• DATA:

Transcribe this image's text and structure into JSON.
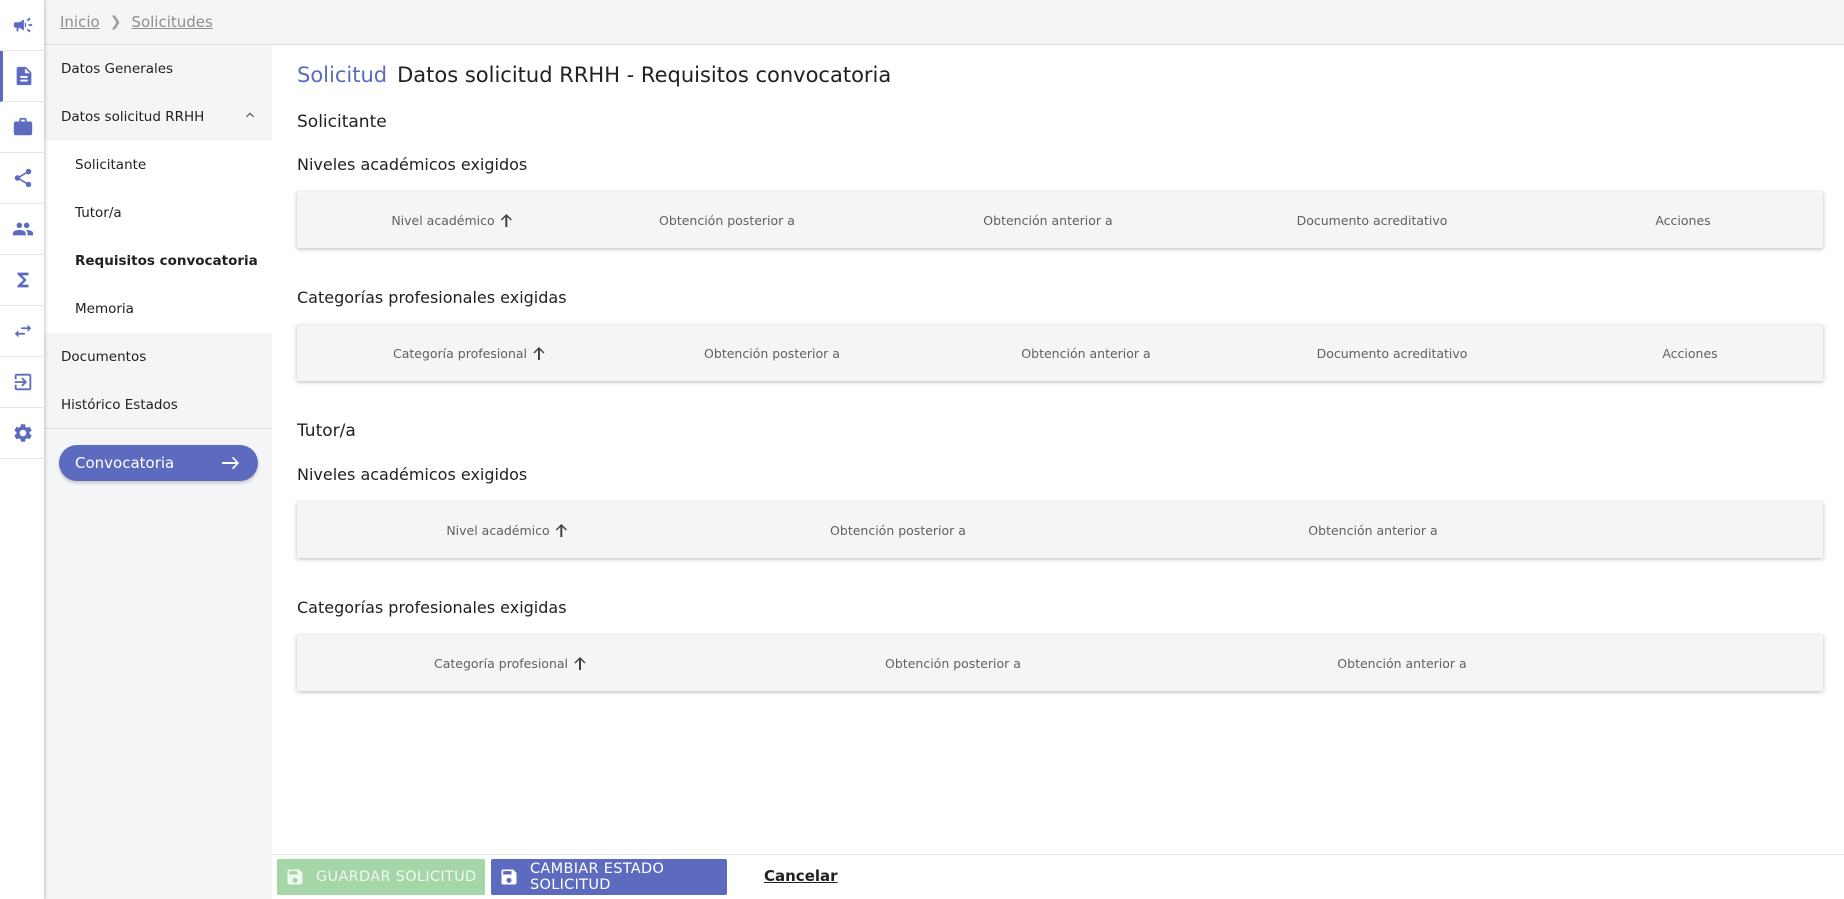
{
  "breadcrumb": {
    "items": [
      "Inicio",
      "Solicitudes"
    ]
  },
  "rail": {
    "icons": [
      "megaphone-icon",
      "document-icon",
      "briefcase-icon",
      "share-icon",
      "people-icon",
      "sigma-icon",
      "swap-icon",
      "logout-icon",
      "gear-icon"
    ],
    "active_index": 1,
    "accent": "#5c6bc0"
  },
  "sidemenu": {
    "items": [
      {
        "label": "Datos Generales",
        "type": "top"
      },
      {
        "label": "Datos solicitud RRHH",
        "type": "top",
        "expanded": true
      },
      {
        "label": "Solicitante",
        "type": "sub"
      },
      {
        "label": "Tutor/a",
        "type": "sub"
      },
      {
        "label": "Requisitos convocatoria",
        "type": "sub",
        "selected": true
      },
      {
        "label": "Memoria",
        "type": "sub"
      },
      {
        "label": "Documentos",
        "type": "top"
      },
      {
        "label": "Histórico Estados",
        "type": "top"
      }
    ],
    "convocatoria_button": "Convocatoria"
  },
  "page": {
    "title_prefix": "Solicitud",
    "title": "Datos solicitud RRHH - Requisitos convocatoria"
  },
  "solicitante": {
    "heading": "Solicitante",
    "niveles": {
      "heading": "Niveles académicos exigidos",
      "columns": [
        "Nivel académico",
        "Obtención posterior a",
        "Obtención anterior a",
        "Documento acreditativo",
        "Acciones"
      ]
    },
    "categorias": {
      "heading": "Categorías profesionales exigidas",
      "columns": [
        "Categoría profesional",
        "Obtención posterior a",
        "Obtención anterior a",
        "Documento acreditativo",
        "Acciones"
      ]
    }
  },
  "tutor": {
    "heading": "Tutor/a",
    "niveles": {
      "heading": "Niveles académicos exigidos",
      "columns": [
        "Nivel académico",
        "Obtención posterior a",
        "Obtención anterior a"
      ]
    },
    "categorias": {
      "heading": "Categorías profesionales exigidas",
      "columns": [
        "Categoría profesional",
        "Obtención posterior a",
        "Obtención anterior a"
      ]
    }
  },
  "actions": {
    "save": "GUARDAR SOLICITUD",
    "change_state": "CAMBIAR ESTADO SOLICITUD",
    "cancel": "Cancelar"
  },
  "colors": {
    "accent": "#5c6bc0",
    "save_disabled": "#a5d6a7",
    "panel_bg": "#f4f5f7"
  }
}
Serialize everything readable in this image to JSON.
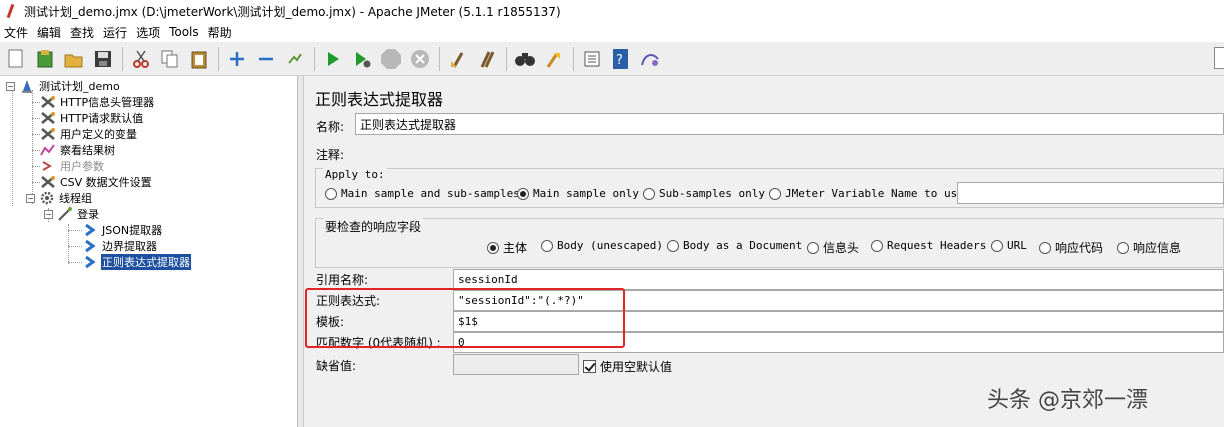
{
  "window": {
    "title": "测试计划_demo.jmx (D:\\jmeterWork\\测试计划_demo.jmx) - Apache JMeter (5.1.1 r1855137)"
  },
  "menu": [
    "文件",
    "编辑",
    "查找",
    "运行",
    "选项",
    "Tools",
    "帮助"
  ],
  "toolbar": [
    "new-icon",
    "templates-icon",
    "open-icon",
    "save-icon",
    "cut-icon",
    "copy-icon",
    "paste-icon",
    "expand-icon",
    "collapse-icon",
    "toggle-icon",
    "start-icon",
    "start-no-pause-icon",
    "stop-icon",
    "shutdown-icon",
    "clear-icon",
    "clear-all-icon",
    "search-icon",
    "reset-search-icon",
    "function-helper-icon",
    "help-icon",
    "remote-icon"
  ],
  "tree": {
    "root": "测试计划_demo",
    "items": [
      "HTTP信息头管理器",
      "HTTP请求默认值",
      "用户定义的变量",
      "察看结果树",
      "用户参数",
      "CSV 数据文件设置",
      "线程组",
      "登录",
      "JSON提取器",
      "边界提取器",
      "正则表达式提取器"
    ]
  },
  "panel": {
    "title": "正则表达式提取器",
    "name_label": "名称:",
    "name_value": "正则表达式提取器",
    "comment_label": "注释:",
    "comment_value": "",
    "apply_to": {
      "title": "Apply to:",
      "options": [
        "Main sample and sub-samples",
        "Main sample only",
        "Sub-samples only",
        "JMeter Variable Name to use"
      ],
      "selected": "Main sample only",
      "variable_value": ""
    },
    "field_to_check": {
      "title": "要检查的响应字段",
      "options": [
        "主体",
        "Body (unescaped)",
        "Body as a Document",
        "信息头",
        "Request Headers",
        "URL",
        "响应代码",
        "响应信息"
      ],
      "selected": "主体"
    },
    "ref_name_label": "引用名称:",
    "ref_name_value": "sessionId",
    "regex_label": "正则表达式:",
    "regex_value": "\"sessionId\":\"(.*?)\"",
    "template_label": "模板:",
    "template_value": "$1$",
    "match_no_label": "匹配数字 (0代表随机) :",
    "match_no_value": "0",
    "default_label": "缺省值:",
    "default_value": "",
    "use_empty_default_label": "使用空默认值",
    "use_empty_default_checked": true
  },
  "watermark": "头条 @京郊一漂"
}
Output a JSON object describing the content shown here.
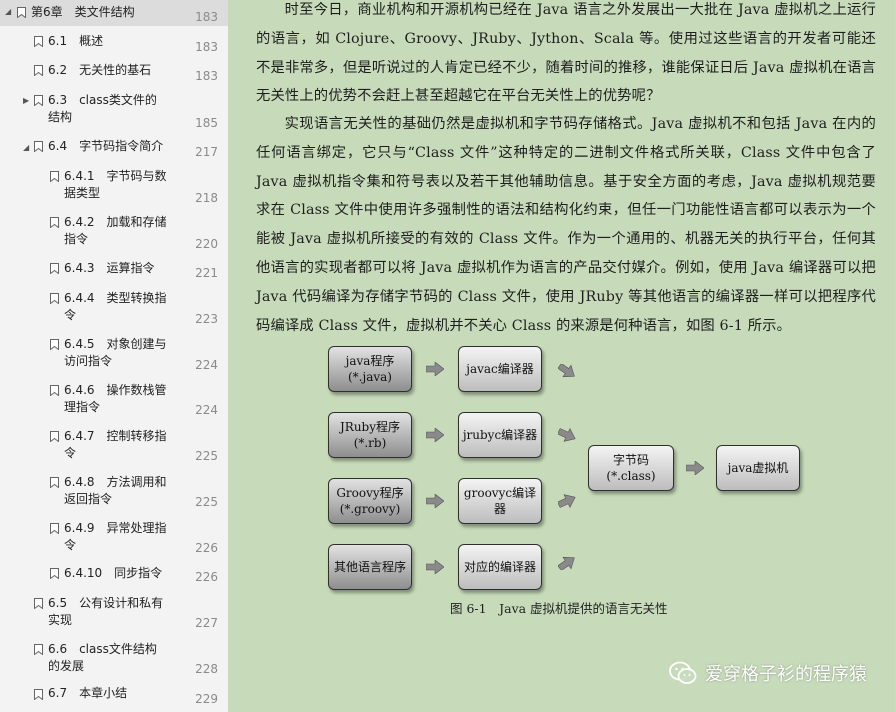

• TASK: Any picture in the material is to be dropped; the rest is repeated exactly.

• TASK RESPONSE:
Transcribe this image's text and structure into JSON.
{
  "breadcrumb": {
    "items": [
      "Inicio",
      "Solicitudes"
    ]
  },
  "rail": {
    "icons": [
      "megaphone-icon",
      "document-icon",
      "briefcase-icon",
      "share-icon",
      "people-icon",
      "sigma-icon",
      "swap-icon",
      "logout-icon",
      "gear-icon"
    ],
    "active_index": 1,
    "accent": "#5c6bc0"
  },
  "sidemenu": {
    "items": [
      {
        "label": "Datos Generales",
        "type": "top"
      },
      {
        "label": "Datos solicitud RRHH",
        "type": "top",
        "expanded": true
      },
      {
        "label": "Solicitante",
        "type": "sub"
      },
      {
        "label": "Tutor/a",
        "type": "sub"
      },
      {
        "label": "Requisitos convocatoria",
        "type": "sub",
        "selected": true
      },
      {
        "label": "Memoria",
        "type": "sub"
      },
      {
        "label": "Documentos",
        "type": "top"
      },
      {
        "label": "Histórico Estados",
        "type": "top"
      }
    ],
    "convocatoria_button": "Convocatoria"
  },
  "page": {
    "title_prefix": "Solicitud",
    "title": "Datos solicitud RRHH - Requisitos convocatoria"
  },
  "solicitante": {
    "heading": "Solicitante",
    "niveles": {
      "heading": "Niveles académicos exigidos",
      "columns": [
        "Nivel académico",
        "Obtención posterior a",
        "Obtención anterior a",
        "Documento acreditativo",
        "Acciones"
      ]
    },
    "categorias": {
      "heading": "Categorías profesionales exigidas",
      "columns": [
        "Categoría profesional",
        "Obtención posterior a",
        "Obtención anterior a",
        "Documento acreditativo",
        "Acciones"
      ]
    }
  },
  "tutor": {
    "heading": "Tutor/a",
    "niveles": {
      "heading": "Niveles académicos exigidos",
      "columns": [
        "Nivel académico",
        "Obtención posterior a",
        "Obtención anterior a"
      ]
    },
    "categorias": {
      "heading": "Categorías profesionales exigidas",
      "columns": [
        "Categoría profesional",
        "Obtención posterior a",
        "Obtención anterior a"
      ]
    }
  },
  "actions": {
    "save": "GUARDAR SOLICITUD",
    "change_state": "CAMBIAR ESTADO SOLICITUD",
    "cancel": "Cancelar"
  },
  "colors": {
    "accent": "#5c6bc0",
    "save_disabled": "#a5d6a7",
    "panel_bg": "#f4f5f7"
  }
}
Serialize everything readable in this image to JSON.
{
  "window": {
    "title": "测试计划_demo.jmx (D:\\jmeterWork\\测试计划_demo.jmx) - Apache JMeter (5.1.1 r1855137)"
  },
  "menu": [
    "文件",
    "编辑",
    "查找",
    "运行",
    "选项",
    "Tools",
    "帮助"
  ],
  "toolbar": [
    "new-icon",
    "templates-icon",
    "open-icon",
    "save-icon",
    "cut-icon",
    "copy-icon",
    "paste-icon",
    "expand-icon",
    "collapse-icon",
    "toggle-icon",
    "start-icon",
    "start-no-pause-icon",
    "stop-icon",
    "shutdown-icon",
    "clear-icon",
    "clear-all-icon",
    "search-icon",
    "reset-search-icon",
    "function-helper-icon",
    "help-icon",
    "remote-icon"
  ],
  "tree": {
    "root": "测试计划_demo",
    "items": [
      "HTTP信息头管理器",
      "HTTP请求默认值",
      "用户定义的变量",
      "察看结果树",
      "用户参数",
      "CSV 数据文件设置",
      "线程组",
      "登录",
      "JSON提取器",
      "边界提取器",
      "正则表达式提取器"
    ]
  },
  "panel": {
    "title": "正则表达式提取器",
    "name_label": "名称:",
    "name_value": "正则表达式提取器",
    "comment_label": "注释:",
    "comment_value": "",
    "apply_to": {
      "title": "Apply to:",
      "options": [
        "Main sample and sub-samples",
        "Main sample only",
        "Sub-samples only",
        "JMeter Variable Name to use"
      ],
      "selected": "Main sample only",
      "variable_value": ""
    },
    "field_to_check": {
      "title": "要检查的响应字段",
      "options": [
        "主体",
        "Body (unescaped)",
        "Body as a Document",
        "信息头",
        "Request Headers",
        "URL",
        "响应代码",
        "响应信息"
      ],
      "selected": "主体"
    },
    "ref_name_label": "引用名称:",
    "ref_name_value": "sessionId",
    "regex_label": "正则表达式:",
    "regex_value": "\"sessionId\":\"(.*?)\"",
    "template_label": "模板:",
    "template_value": "$1$",
    "match_no_label": "匹配数字 (0代表随机) :",
    "match_no_value": "0",
    "default_label": "缺省值:",
    "default_value": "",
    "use_empty_default_label": "使用空默认值",
    "use_empty_default_checked": true
  },
  "watermark": "头条 @京郊一漂"
}
Output a JSON object describing the content shown here.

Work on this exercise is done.